There are 10 sheep in a field as shown here:
1. How many sheep can say that there is at least one other sheep here of the same colour?
2. The farmer takes one sheep from the field at random. What is the probability it is
a) Yellow b) Blue c) Green d) Not red ?
[Give your answers as decimals to two decimal places]
How did you use this starter? Can you suggest
how teachers could present or develop this resource? Do you have any comments? It is always useful to receive
feedback and helps make this free resource even more useful for Maths teachers anywhere in the world.
Click here to enter your comments.
If you don't have the time to provide feedback we'd really appreciate it if you could give this page a score! We are constantly improving and adding to these starters so it would be really helpful to know which ones are most useful. Simply click on a button below:
This starter has scored a mean of 3.1 out of 5 based on 575 votes.

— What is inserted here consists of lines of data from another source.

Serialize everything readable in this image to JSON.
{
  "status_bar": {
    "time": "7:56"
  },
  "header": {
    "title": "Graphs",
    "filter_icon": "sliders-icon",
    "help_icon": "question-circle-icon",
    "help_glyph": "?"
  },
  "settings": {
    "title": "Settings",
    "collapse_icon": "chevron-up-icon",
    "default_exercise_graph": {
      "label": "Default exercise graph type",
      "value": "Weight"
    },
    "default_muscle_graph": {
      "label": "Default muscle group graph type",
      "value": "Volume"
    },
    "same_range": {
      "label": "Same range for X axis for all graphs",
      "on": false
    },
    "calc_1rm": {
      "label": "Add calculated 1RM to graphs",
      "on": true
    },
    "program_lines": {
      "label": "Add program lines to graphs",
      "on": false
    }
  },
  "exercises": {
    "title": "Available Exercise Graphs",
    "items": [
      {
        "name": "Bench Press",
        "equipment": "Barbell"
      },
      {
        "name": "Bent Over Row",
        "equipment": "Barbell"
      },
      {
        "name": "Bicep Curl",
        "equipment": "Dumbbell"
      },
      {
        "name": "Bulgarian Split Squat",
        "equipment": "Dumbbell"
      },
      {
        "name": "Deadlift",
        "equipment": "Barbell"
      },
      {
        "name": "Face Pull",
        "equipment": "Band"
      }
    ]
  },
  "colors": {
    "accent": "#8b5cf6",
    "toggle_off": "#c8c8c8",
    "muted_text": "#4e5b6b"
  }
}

Note to teacher: Doing this activity once with a class helps students develop strategies. It is only when they do this activity a second time that they will have the opportunity to practise those strategies. That is when the learning is consolidated. Click the button above to regenerate another version of this starter from random numbers.

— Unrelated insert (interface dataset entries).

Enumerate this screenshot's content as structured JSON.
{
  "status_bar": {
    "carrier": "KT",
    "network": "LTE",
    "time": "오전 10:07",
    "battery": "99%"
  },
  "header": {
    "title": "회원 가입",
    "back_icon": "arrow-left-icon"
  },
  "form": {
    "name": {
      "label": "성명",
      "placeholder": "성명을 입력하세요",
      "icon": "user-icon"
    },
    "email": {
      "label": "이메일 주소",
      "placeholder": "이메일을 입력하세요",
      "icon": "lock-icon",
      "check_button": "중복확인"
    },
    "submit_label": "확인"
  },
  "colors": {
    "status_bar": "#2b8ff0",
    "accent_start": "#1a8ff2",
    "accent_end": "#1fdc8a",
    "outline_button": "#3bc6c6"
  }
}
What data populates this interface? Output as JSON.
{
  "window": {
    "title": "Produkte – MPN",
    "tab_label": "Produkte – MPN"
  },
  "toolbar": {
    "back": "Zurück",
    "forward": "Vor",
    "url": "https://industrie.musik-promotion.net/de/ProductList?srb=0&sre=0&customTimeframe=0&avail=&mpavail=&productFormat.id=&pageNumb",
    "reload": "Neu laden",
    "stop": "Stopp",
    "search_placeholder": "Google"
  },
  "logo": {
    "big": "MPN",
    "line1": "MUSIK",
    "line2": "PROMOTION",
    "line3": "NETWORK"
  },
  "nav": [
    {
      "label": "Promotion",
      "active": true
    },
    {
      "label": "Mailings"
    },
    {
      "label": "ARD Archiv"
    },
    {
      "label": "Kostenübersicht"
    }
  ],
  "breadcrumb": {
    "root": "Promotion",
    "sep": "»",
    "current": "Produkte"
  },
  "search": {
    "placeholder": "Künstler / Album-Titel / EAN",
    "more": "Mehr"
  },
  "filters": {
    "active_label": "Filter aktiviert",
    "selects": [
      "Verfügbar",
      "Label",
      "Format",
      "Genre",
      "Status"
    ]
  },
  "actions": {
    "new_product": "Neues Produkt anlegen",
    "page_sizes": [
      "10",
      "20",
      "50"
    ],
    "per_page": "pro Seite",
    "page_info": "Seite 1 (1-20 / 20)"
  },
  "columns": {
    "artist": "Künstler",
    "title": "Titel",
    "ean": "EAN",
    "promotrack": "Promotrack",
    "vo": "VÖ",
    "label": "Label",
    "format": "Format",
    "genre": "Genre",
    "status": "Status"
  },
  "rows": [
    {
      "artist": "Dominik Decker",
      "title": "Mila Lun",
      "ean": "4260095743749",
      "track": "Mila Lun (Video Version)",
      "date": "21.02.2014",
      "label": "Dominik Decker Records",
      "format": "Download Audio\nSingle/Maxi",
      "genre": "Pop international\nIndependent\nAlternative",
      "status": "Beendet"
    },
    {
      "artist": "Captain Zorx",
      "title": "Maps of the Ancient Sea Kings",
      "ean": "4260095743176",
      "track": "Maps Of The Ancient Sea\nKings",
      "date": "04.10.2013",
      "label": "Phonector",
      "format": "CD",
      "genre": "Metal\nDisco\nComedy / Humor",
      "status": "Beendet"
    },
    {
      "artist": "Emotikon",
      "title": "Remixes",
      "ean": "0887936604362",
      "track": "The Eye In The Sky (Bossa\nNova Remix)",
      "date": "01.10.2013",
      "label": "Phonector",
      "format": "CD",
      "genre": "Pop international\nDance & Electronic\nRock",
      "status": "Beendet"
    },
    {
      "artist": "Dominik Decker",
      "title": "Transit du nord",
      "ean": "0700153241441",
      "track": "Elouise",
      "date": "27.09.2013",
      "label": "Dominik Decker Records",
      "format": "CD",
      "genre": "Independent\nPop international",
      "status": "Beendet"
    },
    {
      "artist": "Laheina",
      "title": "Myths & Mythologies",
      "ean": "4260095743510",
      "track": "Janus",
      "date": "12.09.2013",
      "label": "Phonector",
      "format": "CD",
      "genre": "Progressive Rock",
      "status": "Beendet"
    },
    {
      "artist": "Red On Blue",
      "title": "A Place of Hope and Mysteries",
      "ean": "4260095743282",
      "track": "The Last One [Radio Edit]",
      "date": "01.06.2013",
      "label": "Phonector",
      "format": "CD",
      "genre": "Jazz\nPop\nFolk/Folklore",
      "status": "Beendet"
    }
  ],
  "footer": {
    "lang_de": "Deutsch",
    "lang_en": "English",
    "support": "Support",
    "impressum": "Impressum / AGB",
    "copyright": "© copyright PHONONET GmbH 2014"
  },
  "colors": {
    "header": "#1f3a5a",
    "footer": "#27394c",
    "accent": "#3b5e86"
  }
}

Teacher, do your students have
access to computers?
Here a concise URL for a version of this page without the comments.
Here is the URL which will take them to a related student activity.
The wool on each of these sheep is of two different colours.
What is the probability of two sheep being picked at random sharing a wool colour?
Your access to the majority of the Transum resources continues to be free but you can help support the continued growth of the website by doing your Amazon shopping using the links on this page. Below is an Amazon search box and some items chosen and recommended by Transum Mathematics to get you started.
See the National Curriculum page for links to related online activities and resources.
How accurately could you estimate the number of sheep in a field without counting them? If there were only five sheep in the field your estimate would probably be very accurate but if there were fifty how close do you think your estimate might be? In the first case your estimate would have probably been perfect while in the second case you are unlikely to get it absolutely correct. What is the cut off number, between five and fifty where your estimate starts to become less accurate?
There is a sheep counting activity here on the Transum website. Try your skills and work to improve them. What strategies could you use?
Have you ever tried herding sheep? Not easy is it? The online herding sheep activity is much easier than real life herding and has proved to be a great introduction to loci.
Here is a sheepish mathematical birthday card which can be downloaded and printed.
Finally, for the more advanced, there's a sheep-themed exam style question for you to try.